- #1

dmistry

- 1

- 0

## Homework Statement

An electric dipole is situated at the origin and points along z. An electric charge is

released from rest at a point in the (x,y) plane. Show that it swings back and forth in a

semicircular arc about the origin.

## Homework Equations

Electric field of a dipole (coord free- I tried using this one but didnt get anywhere, I think using form in spherical coords is more useful)

[itex]\vec{E}[/itex](r)=[itex]\frac{3(\vec{p}.\hat{r})\hat{r}-\vec{p}}{4\pi\epsilon_{o}r^{3}}[/itex]

Electric field of a dipole in spherical coords

E={p/4*pi*ε0*r

^{3}}{2cosθ

__r(hat)__+sinθ

__θhat__}

[itex]\vec{E}[/itex]=[itex]\frac{p}{4\pi\epsilon_{o}r^{3}}[/itex](2cosθ[itex]\hat{r}[/itex]+sin(θ)[itex]\hat{θ}[/itex])

F=m[itex]\frac{d^{2}x_{i}}{dt^{2}}[/itex]

F=qE

## The Attempt at a Solution
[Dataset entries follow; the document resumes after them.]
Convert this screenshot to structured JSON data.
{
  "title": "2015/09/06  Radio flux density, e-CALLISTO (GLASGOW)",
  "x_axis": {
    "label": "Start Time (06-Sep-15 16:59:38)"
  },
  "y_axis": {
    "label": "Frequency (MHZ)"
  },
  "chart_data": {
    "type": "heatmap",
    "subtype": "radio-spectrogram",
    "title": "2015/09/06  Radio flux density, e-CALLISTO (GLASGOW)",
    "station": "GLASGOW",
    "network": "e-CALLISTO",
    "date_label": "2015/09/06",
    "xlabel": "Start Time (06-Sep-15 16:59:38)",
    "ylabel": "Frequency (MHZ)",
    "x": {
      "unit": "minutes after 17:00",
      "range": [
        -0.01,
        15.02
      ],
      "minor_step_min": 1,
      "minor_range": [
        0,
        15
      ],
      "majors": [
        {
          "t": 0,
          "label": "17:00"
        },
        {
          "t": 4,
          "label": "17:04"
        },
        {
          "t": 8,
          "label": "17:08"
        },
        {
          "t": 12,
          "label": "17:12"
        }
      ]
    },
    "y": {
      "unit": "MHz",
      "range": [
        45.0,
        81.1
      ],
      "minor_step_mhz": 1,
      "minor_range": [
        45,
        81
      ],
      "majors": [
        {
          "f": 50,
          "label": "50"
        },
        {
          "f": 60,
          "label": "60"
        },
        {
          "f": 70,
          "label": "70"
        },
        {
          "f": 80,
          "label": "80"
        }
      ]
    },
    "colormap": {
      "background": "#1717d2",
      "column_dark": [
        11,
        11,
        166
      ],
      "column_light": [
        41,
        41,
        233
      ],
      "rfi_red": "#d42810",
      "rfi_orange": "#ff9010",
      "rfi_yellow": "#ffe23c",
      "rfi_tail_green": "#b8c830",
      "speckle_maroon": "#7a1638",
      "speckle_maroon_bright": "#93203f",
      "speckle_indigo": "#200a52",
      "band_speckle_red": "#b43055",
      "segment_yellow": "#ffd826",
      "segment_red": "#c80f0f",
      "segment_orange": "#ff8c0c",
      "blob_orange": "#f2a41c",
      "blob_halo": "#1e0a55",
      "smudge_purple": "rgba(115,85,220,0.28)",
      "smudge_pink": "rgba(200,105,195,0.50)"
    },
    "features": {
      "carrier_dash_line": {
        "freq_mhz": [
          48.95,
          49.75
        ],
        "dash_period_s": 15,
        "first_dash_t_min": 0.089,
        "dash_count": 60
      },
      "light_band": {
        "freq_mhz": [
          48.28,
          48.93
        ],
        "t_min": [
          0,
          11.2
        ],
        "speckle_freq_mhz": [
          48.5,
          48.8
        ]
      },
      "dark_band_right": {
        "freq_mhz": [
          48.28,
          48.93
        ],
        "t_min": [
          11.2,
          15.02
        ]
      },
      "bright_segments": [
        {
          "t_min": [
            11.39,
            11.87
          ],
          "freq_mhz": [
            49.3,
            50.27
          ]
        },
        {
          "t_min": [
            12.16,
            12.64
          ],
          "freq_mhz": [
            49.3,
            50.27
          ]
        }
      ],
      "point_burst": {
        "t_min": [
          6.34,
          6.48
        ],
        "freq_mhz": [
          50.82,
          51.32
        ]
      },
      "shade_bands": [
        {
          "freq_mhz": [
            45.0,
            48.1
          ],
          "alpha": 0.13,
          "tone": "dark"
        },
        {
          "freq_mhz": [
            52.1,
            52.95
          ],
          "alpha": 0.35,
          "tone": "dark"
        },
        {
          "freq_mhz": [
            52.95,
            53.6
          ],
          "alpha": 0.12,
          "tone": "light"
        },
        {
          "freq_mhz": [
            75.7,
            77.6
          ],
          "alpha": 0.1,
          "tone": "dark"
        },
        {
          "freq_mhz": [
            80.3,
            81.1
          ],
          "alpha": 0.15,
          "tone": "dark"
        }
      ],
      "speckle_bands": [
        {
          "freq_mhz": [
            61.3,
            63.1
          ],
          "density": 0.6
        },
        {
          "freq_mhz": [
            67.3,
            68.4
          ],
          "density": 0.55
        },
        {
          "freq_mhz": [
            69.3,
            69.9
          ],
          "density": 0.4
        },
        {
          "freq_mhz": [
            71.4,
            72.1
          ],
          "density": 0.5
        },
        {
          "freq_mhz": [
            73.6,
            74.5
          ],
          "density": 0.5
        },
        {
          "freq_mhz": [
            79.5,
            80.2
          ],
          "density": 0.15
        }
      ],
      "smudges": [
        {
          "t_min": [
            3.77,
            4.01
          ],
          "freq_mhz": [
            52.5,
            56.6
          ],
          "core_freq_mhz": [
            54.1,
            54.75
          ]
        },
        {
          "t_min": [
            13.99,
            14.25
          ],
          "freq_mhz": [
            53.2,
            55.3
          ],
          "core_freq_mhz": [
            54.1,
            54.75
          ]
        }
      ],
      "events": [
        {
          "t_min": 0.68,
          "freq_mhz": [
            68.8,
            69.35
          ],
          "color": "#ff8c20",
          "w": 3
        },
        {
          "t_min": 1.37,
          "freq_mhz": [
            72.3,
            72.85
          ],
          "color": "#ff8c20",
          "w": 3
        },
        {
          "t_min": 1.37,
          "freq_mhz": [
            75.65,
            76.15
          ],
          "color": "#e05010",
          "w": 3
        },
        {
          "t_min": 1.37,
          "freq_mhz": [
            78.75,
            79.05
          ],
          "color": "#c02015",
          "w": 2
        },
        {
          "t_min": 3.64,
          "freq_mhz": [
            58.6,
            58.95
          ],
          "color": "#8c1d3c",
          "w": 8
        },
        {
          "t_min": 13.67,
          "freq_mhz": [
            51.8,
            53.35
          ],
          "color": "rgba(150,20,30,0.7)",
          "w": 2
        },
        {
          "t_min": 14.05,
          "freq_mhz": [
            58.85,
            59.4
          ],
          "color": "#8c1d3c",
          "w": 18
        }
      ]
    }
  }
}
With each form of the dipole E field I used F=qE and equated it to the ma expression and tried to solve the differential equation for each direction (x,y,z) or (r,theta,phi). It didnt work for the coord free form, well I couldn't get it to work dues to the r^3 term. More promising was using the spherical coord form where I ended up with two coupled differential equations:

[itex]\ddot{r}[/itex]=[itex]\frac{2Acosθ}{r^{3}}[/itex]

[itex]\ddot{θ}[/itex]=[itex]\frac{Asinθ}{r^{3}}[/itex]

but I have no idea how to solve them. I'm pretty sure I'm wanting a complex exponential solution of sorts as this would obviously fulfil the oscillating motion, but I have no idea if those differential equations are correct or how to solve them.

Any help would be greatly appreciated!

Last edited: